→ WHAT YOU SHOULD DO
Your copy should hold every record verbatim and none of the pictures.

→ DATASET ENTRIES
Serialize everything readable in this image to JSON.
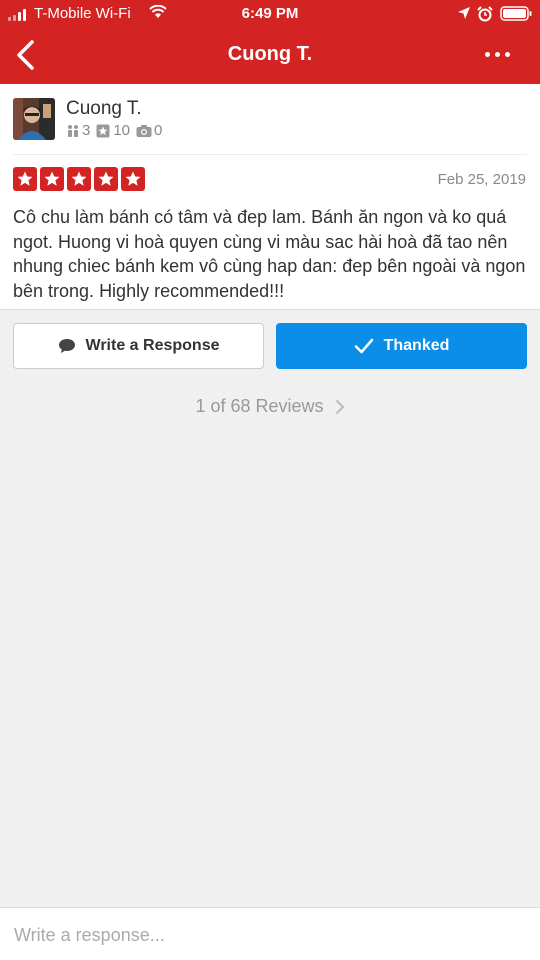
{
  "status_bar": {
    "carrier": "T-Mobile Wi-Fi",
    "time": "6:49 PM"
  },
  "nav": {
    "title": "Cuong T."
  },
  "review": {
    "user": {
      "name": "Cuong T.",
      "friends": "3",
      "reviews": "10",
      "photos": "0"
    },
    "rating": 5,
    "date": "Feb 25, 2019",
    "text": "Cô chu làm bánh có tâm và đep lam. Bánh ăn ngon và ko quá ngot. Huong vi hoà quyen cùng vi màu sac hài hoà đã tao nên nhung chiec bánh kem vô cùng hap dan: đep bên ngoài và ngon bên trong. Highly recommended!!!"
  },
  "actions": {
    "write_response_label": "Write a Response",
    "thanked_label": "Thanked"
  },
  "pagination": {
    "label": "1 of 68 Reviews"
  },
  "response_input": {
    "placeholder": "Write a response..."
  },
  "colors": {
    "brand_red": "#d32323",
    "action_blue": "#0a8ee8"
  }
}
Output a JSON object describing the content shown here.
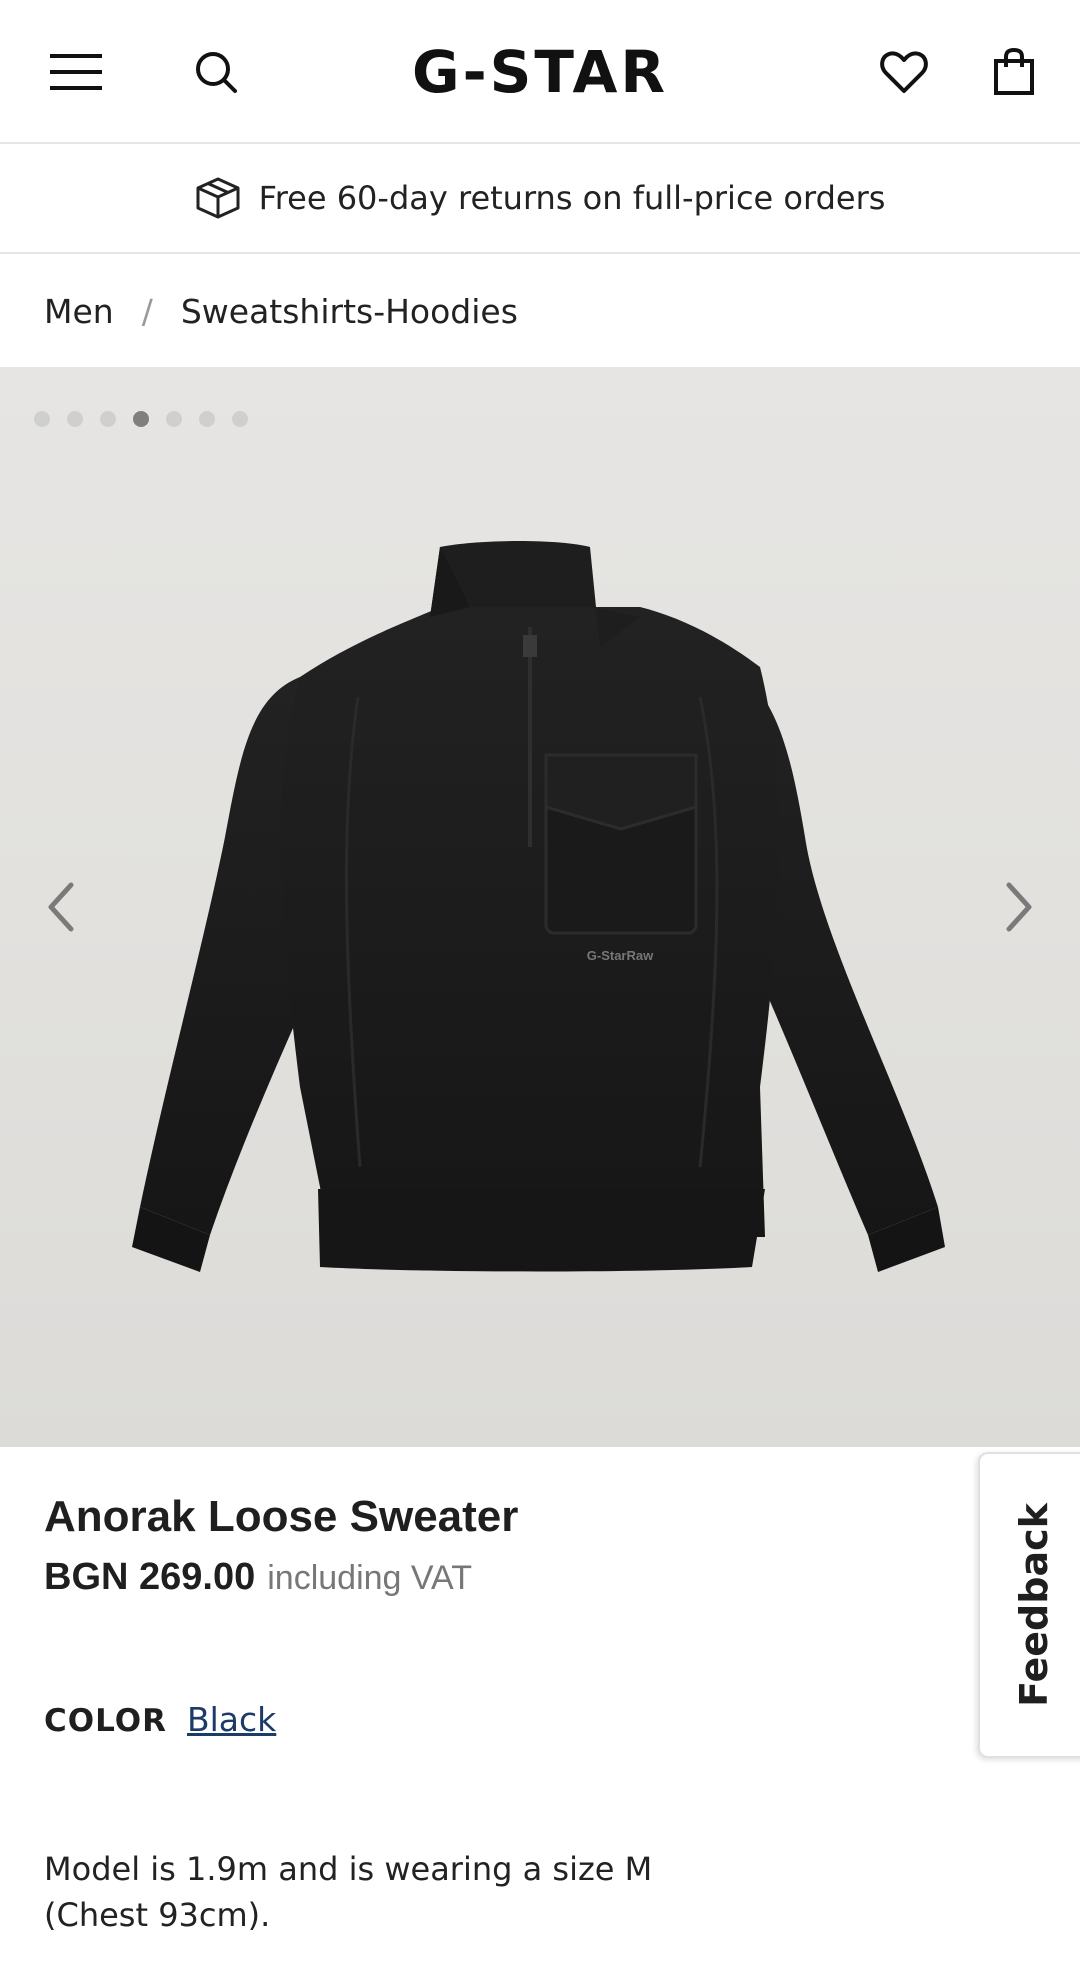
{
  "header": {
    "logo": "G-STAR",
    "icons": [
      "menu-icon",
      "search-icon",
      "heart-icon",
      "shopping-bag-icon"
    ]
  },
  "promo": {
    "text": "Free 60-day returns on full-price orders",
    "icon": "box-icon"
  },
  "breadcrumb": {
    "items": [
      "Men",
      "Sweatshirts-Hoodies"
    ],
    "separator": "/"
  },
  "gallery": {
    "image_count": 7,
    "active_index": 3,
    "product_brand_mark": "G-StarRaw"
  },
  "product": {
    "name": "Anorak Loose Sweater",
    "price": "BGN 269.00",
    "vat_note": "including VAT",
    "color_label": "COLOR",
    "color_value": "Black",
    "model_note_line1": "Model is 1.9m and is wearing a size M",
    "model_note_line2": "(Chest 93cm)."
  },
  "feedback": {
    "label": "Feedback"
  },
  "colors": {
    "link": "#1c3b66",
    "text": "#1f1f1f",
    "muted": "#777777",
    "garment": "#1b1b1b"
  }
}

→ RESULT FOR THIS TASK
Serialize everything readable in this image to JSON.
{
  "status_bar": {
    "carrier": "T-Mobile Wi-Fi",
    "time": "6:49 PM"
  },
  "nav": {
    "title": "Cuong T."
  },
  "review": {
    "user": {
      "name": "Cuong T.",
      "friends": "3",
      "reviews": "10",
      "photos": "0"
    },
    "rating": 5,
    "date": "Feb 25, 2019",
    "text": "Cô chu làm bánh có tâm và đep lam. Bánh ăn ngon và ko quá ngot. Huong vi hoà quyen cùng vi màu sac hài hoà đã tao nên nhung chiec bánh kem vô cùng hap dan: đep bên ngoài và ngon bên trong. Highly recommended!!!"
  },
  "actions": {
    "write_response_label": "Write a Response",
    "thanked_label": "Thanked"
  },
  "pagination": {
    "label": "1 of 68 Reviews"
  },
  "response_input": {
    "placeholder": "Write a response..."
  },
  "colors": {
    "brand_red": "#d32323",
    "action_blue": "#0a8ee8"
  }
}
Output a JSON object describing the content shown here.
{
  "header": {
    "logo": "G-STAR",
    "icons": [
      "menu-icon",
      "search-icon",
      "heart-icon",
      "shopping-bag-icon"
    ]
  },
  "promo": {
    "text": "Free 60-day returns on full-price orders",
    "icon": "box-icon"
  },
  "breadcrumb": {
    "items": [
      "Men",
      "Sweatshirts-Hoodies"
    ],
    "separator": "/"
  },
  "gallery": {
    "image_count": 7,
    "active_index": 3,
    "product_brand_mark": "G-StarRaw"
  },
  "product": {
    "name": "Anorak Loose Sweater",
    "price": "BGN 269.00",
    "vat_note": "including VAT",
    "color_label": "COLOR",
    "color_value": "Black",
    "model_note_line1": "Model is 1.9m and is wearing a size M",
    "model_note_line2": "(Chest 93cm)."
  },
  "feedback": {
    "label": "Feedback"
  },
  "colors": {
    "link": "#1c3b66",
    "text": "#1f1f1f",
    "muted": "#777777",
    "garment": "#1b1b1b"
  }
}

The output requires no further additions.